Copyright refers to a bundle of rights designed to protect created material from exploitation. Copyright sets out the rules around copying, communicating, altering, publishing and performing and otherwise using works and other materials created by others.
Copyright allows creators to remunerate their work and have some control over how their work is used by others. For users, copyright may allow you to use someone else's work without needing direct permission.
Copyright does not protect ideas, data, names, titles, or slogans.

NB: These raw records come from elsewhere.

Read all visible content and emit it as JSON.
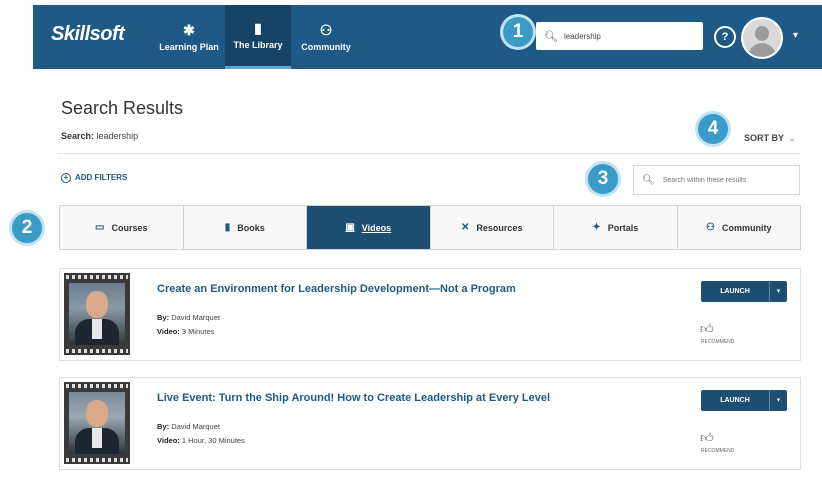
{
  "header": {
    "logo": "Skillsoft",
    "nav": [
      {
        "label": "Learning Plan",
        "icon": "puzzle-icon"
      },
      {
        "label": "The Library",
        "icon": "book-icon"
      },
      {
        "label": "Community",
        "icon": "people-icon"
      }
    ],
    "search_value": "leadership",
    "help": "?",
    "caret": "▾"
  },
  "callouts": [
    "1",
    "2",
    "3",
    "4"
  ],
  "page": {
    "title": "Search Results",
    "search_label": "Search:",
    "search_term": "leadership",
    "sort_by": "SORT BY",
    "add_filters": "ADD FILTERS",
    "within_placeholder": "Search within these results"
  },
  "tabs": [
    {
      "label": "Courses",
      "icon": "courses-icon"
    },
    {
      "label": "Books",
      "icon": "books-icon"
    },
    {
      "label": "Videos",
      "icon": "videos-icon",
      "active": true
    },
    {
      "label": "Resources",
      "icon": "resources-icon"
    },
    {
      "label": "Portals",
      "icon": "portals-icon"
    },
    {
      "label": "Community",
      "icon": "community-icon"
    }
  ],
  "results": [
    {
      "title": "Create an Environment for Leadership Development—Not a Program",
      "by_label": "By:",
      "author": "David Marquet",
      "type_label": "Video:",
      "duration": "3 Minutes",
      "launch": "LAUNCH",
      "recommend": "RECOMMEND"
    },
    {
      "title": "Live Event: Turn the Ship Around! How to Create Leadership at Every Level",
      "by_label": "By:",
      "author": "David Marquet",
      "type_label": "Video:",
      "duration": "1 Hour, 30 Minutes",
      "launch": "LAUNCH",
      "recommend": "RECOMMEND"
    }
  ],
  "colors": {
    "brand_blue": "#1e5a85",
    "active_tab": "#1e4f72",
    "callout": "#3a9bc6"
  }
}
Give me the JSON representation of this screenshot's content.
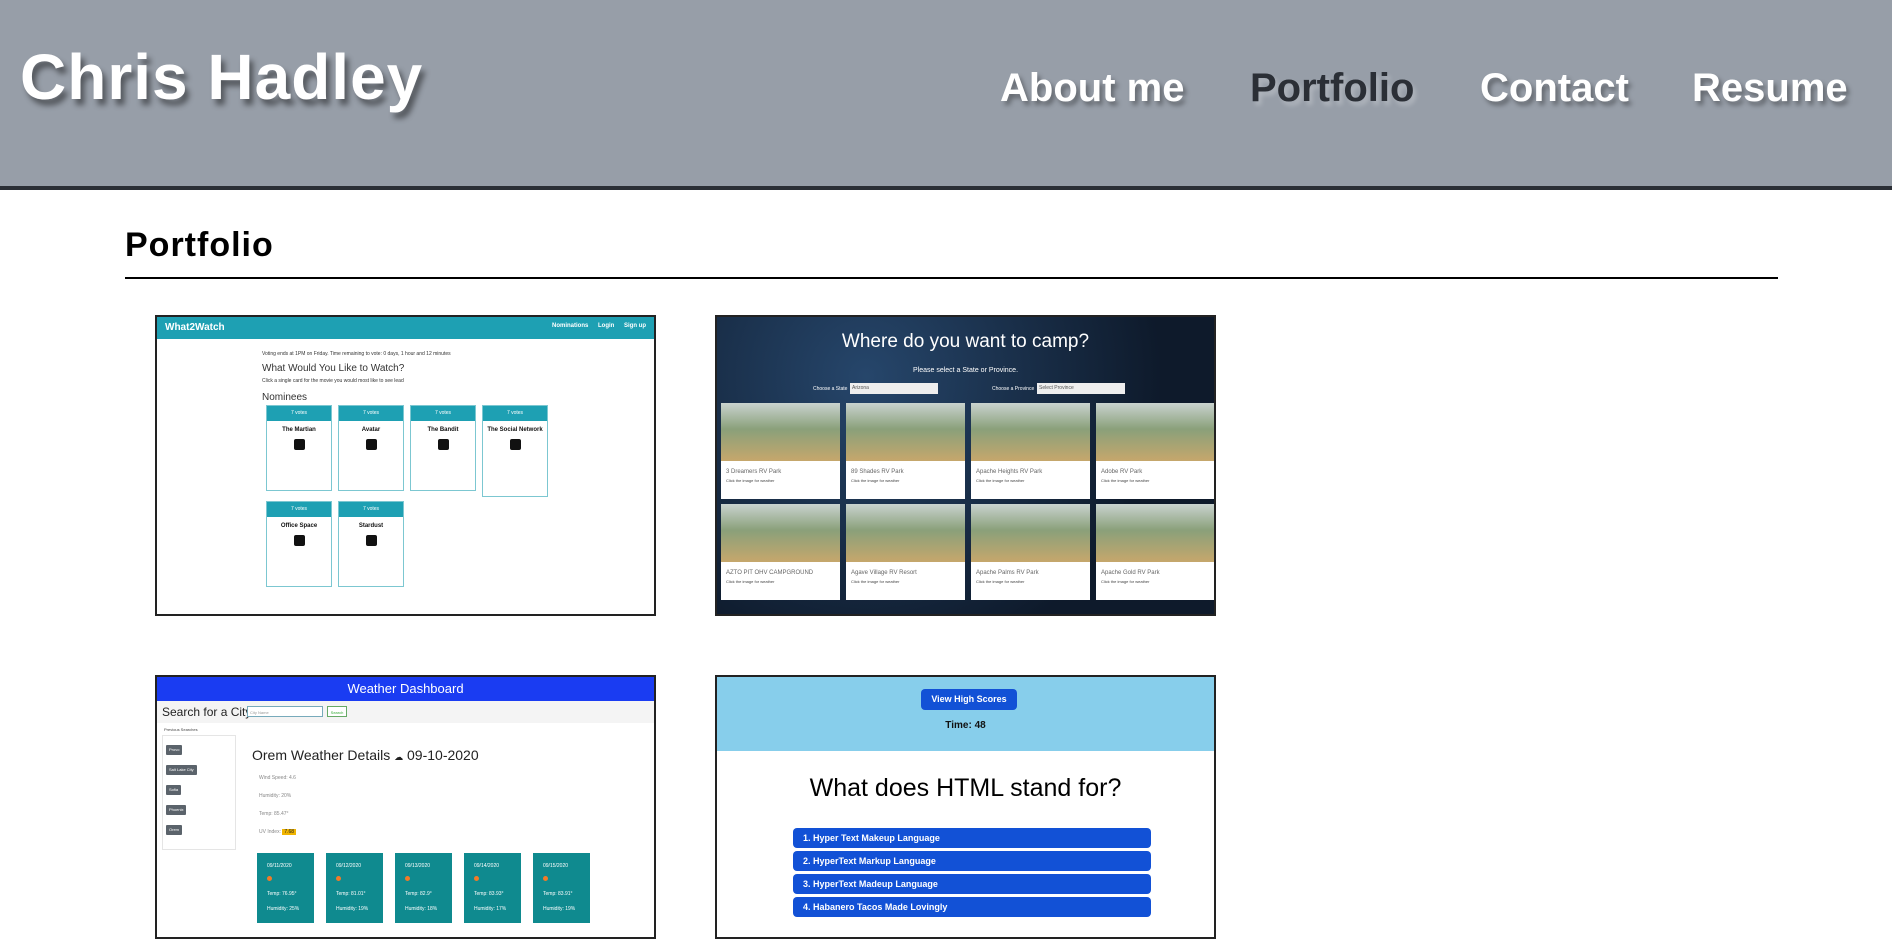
{
  "header": {
    "brand": "Chris Hadley",
    "nav": [
      "About me",
      "Portfolio",
      "Contact",
      "Resume"
    ]
  },
  "section": {
    "title": "Portfolio"
  },
  "cards": {
    "what2watch": {
      "brand": "What2Watch",
      "links": [
        "Nominations",
        "Login",
        "Sign up"
      ],
      "voting_note": "Voting ends at 1PM on Friday. Time remaining to vote: 0 days, 1 hour and 12 minutes",
      "heading": "What Would You Like to Watch?",
      "instruction": "Click a single card for the movie you would most like to see lead",
      "nominees_label": "Nominees",
      "nominees": [
        {
          "votes": "7 votes",
          "title": "The Martian"
        },
        {
          "votes": "7 votes",
          "title": "Avatar"
        },
        {
          "votes": "7 votes",
          "title": "The Bandit"
        },
        {
          "votes": "7 votes",
          "title": "The Social Network"
        },
        {
          "votes": "7 votes",
          "title": "Office Space"
        },
        {
          "votes": "7 votes",
          "title": "Stardust"
        }
      ]
    },
    "camp": {
      "title": "Where do you want to camp?",
      "subtitle": "Please select a State or Province.",
      "state_label": "Choose a State",
      "state_value": "Arizona",
      "province_label": "Choose a Province",
      "province_value": "Select Province",
      "parks": [
        "3 Dreamers RV Park",
        "89 Shades RV Park",
        "Apache Heights RV Park",
        "Adobe RV Park",
        "AZTO PIT OHV CAMPGROUND",
        "Agave Village RV Resort",
        "Apache Palms RV Park",
        "Apache Gold RV Park"
      ],
      "park_note": "Click the image for weather"
    },
    "weather": {
      "title": "Weather Dashboard",
      "search_label": "Search for a City:",
      "search_placeholder": "City Name",
      "search_button": "Search",
      "previous_label": "Previous Searches",
      "cities": [
        "Provo",
        "Salt Lake City",
        "Sofia",
        "Phoenix",
        "Orem"
      ],
      "details_heading": "Orem Weather Details",
      "date": "09-10-2020",
      "wind": "Wind Speed: 4.6",
      "humidity": "Humidity: 20%",
      "temp": "Temp: 85.47°",
      "uv_label": "UV Index:",
      "uv_value": "7.68",
      "forecast": [
        {
          "date": "09/11/2020",
          "temp": "Temp: 76.95°",
          "humidity": "Humidity: 25%"
        },
        {
          "date": "09/12/2020",
          "temp": "Temp: 81.01°",
          "humidity": "Humidity: 19%"
        },
        {
          "date": "09/13/2020",
          "temp": "Temp: 82.9°",
          "humidity": "Humidity: 18%"
        },
        {
          "date": "09/14/2020",
          "temp": "Temp: 83.93°",
          "humidity": "Humidity: 17%"
        },
        {
          "date": "09/15/2020",
          "temp": "Temp: 83.91°",
          "humidity": "Humidity: 19%"
        }
      ]
    },
    "quiz": {
      "button": "View High Scores",
      "time": "Time: 48",
      "question": "What does HTML stand for?",
      "options": [
        "1. Hyper Text Makeup Language",
        "2. HyperText Markup Language",
        "3. HyperText Madeup Language",
        "4. Habanero Tacos Made Lovingly"
      ]
    }
  },
  "colors": {
    "header_bg": "#979ea8",
    "accent_teal": "#1ea0b3",
    "weather_blue": "#1a3cf2",
    "quiz_blue": "#1251d6",
    "quiz_sky": "#87ceeb"
  }
}
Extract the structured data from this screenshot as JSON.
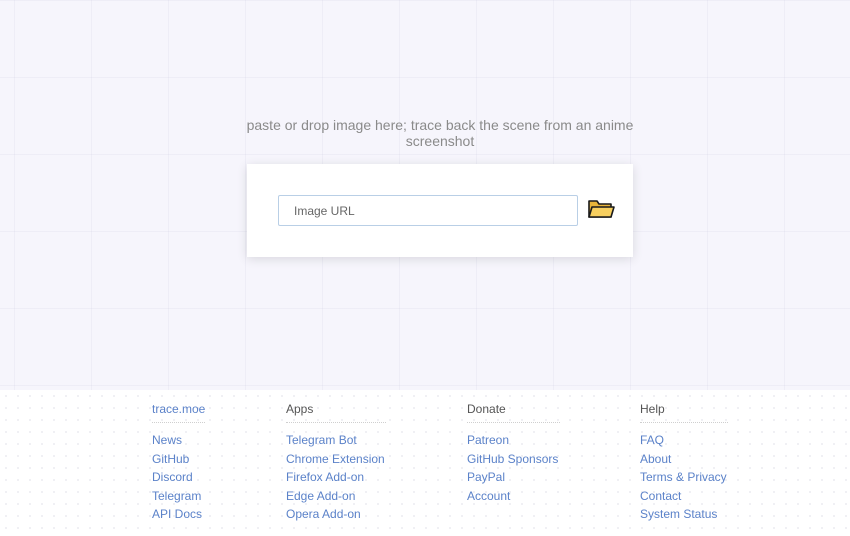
{
  "hero": {
    "tagline": "paste or drop image here; trace back the scene from an anime screenshot",
    "input_placeholder": "Image URL",
    "folder_icon": "folder-icon"
  },
  "footer": {
    "columns": [
      {
        "title": "trace.moe",
        "links": [
          "News",
          "GitHub",
          "Discord",
          "Telegram",
          "API Docs"
        ]
      },
      {
        "title": "Apps",
        "links": [
          "Telegram Bot",
          "Chrome Extension",
          "Firefox Add-on",
          "Edge Add-on",
          "Opera Add-on"
        ]
      },
      {
        "title": "Donate",
        "links": [
          "Patreon",
          "GitHub Sponsors",
          "PayPal",
          "Account"
        ]
      },
      {
        "title": "Help",
        "links": [
          "FAQ",
          "About",
          "Terms & Privacy",
          "Contact",
          "System Status"
        ]
      }
    ]
  },
  "colors": {
    "link": "#5b82c9",
    "background": "#f6f5fc",
    "input_border": "#b9cfe6",
    "folder_fill": "#f5c24a"
  }
}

The work or idea must be expressed in material form.
- literary works: written books, journals, reports, articles, stories, poems and lyrics
- dramatic works: written plays, scripts and screenplays
- musical works: written compositions and annotated musical work
- artistic works: images, maps, graphs, diagrams, illustrations, paintings, and drawings
- sound recordings: musical and non-musical
- films: moving images
- published editions: protects the text, format and layout of new published versions of out of copyright works.
Copyright is automatic in Australia and needs no formal registration. As soon as your idea is expressed in a tangible format (for example, written out, drawn, or recorded), it is protected.
Copyright is usually owned by the creator, however copyright can be shared, sold, given or contracted away.
The copyright in material you create belongs to you, unless you sign a contract to state otherwise.
If you create work as part of your employment, copyright will likely be owned by your employer as stated in your employment contract. If your employer is commissioned or contracted by another company to create work on their behalf, copyright will likely be owned by the commissioning company.
If you sign a contract with a publisher, research, or funding body, check the agreement terms to see who will own copyright. If the contract is unclear, request a clarification from the other party.
If you collaborate with someone, copyright is owned equally by the multiple creators. It’s a good idea to have a contract or written statement that confirms you created the work together and hold equal copyright ownership.
All copyright owners need to approve a request to reproduce the work before someone can copy or communicate any part of it. You can delegate someone in your agreement to make these decisions for you.
Researchers and academics
Researchers and academics own copyright in their scholarly material, unless your contract states the research or funding body owns copyright. Most publishers will take ownership the copyright in scholarly material upon acceptance to publish the work.
Scholarly works can include essays, books, chapters, journal articles, documentaries, poems, etc.
The University owns copyright in:
- research and works created in the course of research, such as (but not limited to) logbooks, reports and databases
- original teaching material
- material created by professional staff as part of their employment, including emails and reports
- works created in the course of research by academic staff as part of their employment.
Students own copyright in their own original work unless they agree in writing to transfer such ownership to another party.
UniSQ will always ask for written permission to use student intellectual property.
Copyright owners generally have the following rights over their work:
- to reproduce (make a copy)
- to publish (or cause the work to become publicly available)
- to perform publicly (live, on stage or presenting at a conference)
- to communicate (to make it available online or electronically)
- to broadcast (radio or television)
- to make adaptations (to make different versions of the work).
You need permission from the copyright owner to use the material in any of the above ways, unless allowed under an exception in the Copyright Act.
Creators of material have a special set of rights called moral rights. Moral rights apply regardless of whether the creator owns the copyright or not.
Moral rights are:
- the right to be correctly attributed
- the right to act if your work is falsely attributed
- the right to object to the derogatory or prejudicial treatment of your work.
You have the right to be named as the creator (even if you are not the copyright owner) unless you have agreed not to be attributed as the creator.
In Australia, copyright normally lasts for the life of the author plus 70 years. However, copyright duration rules have changes, so different rules may apply. Check the Australian Copyright Council Duration of Copyright fact sheets for the latest guidelines.
If copyright has expired, then the material becomes part of the public domain and is free for anyone to use, for any purpose.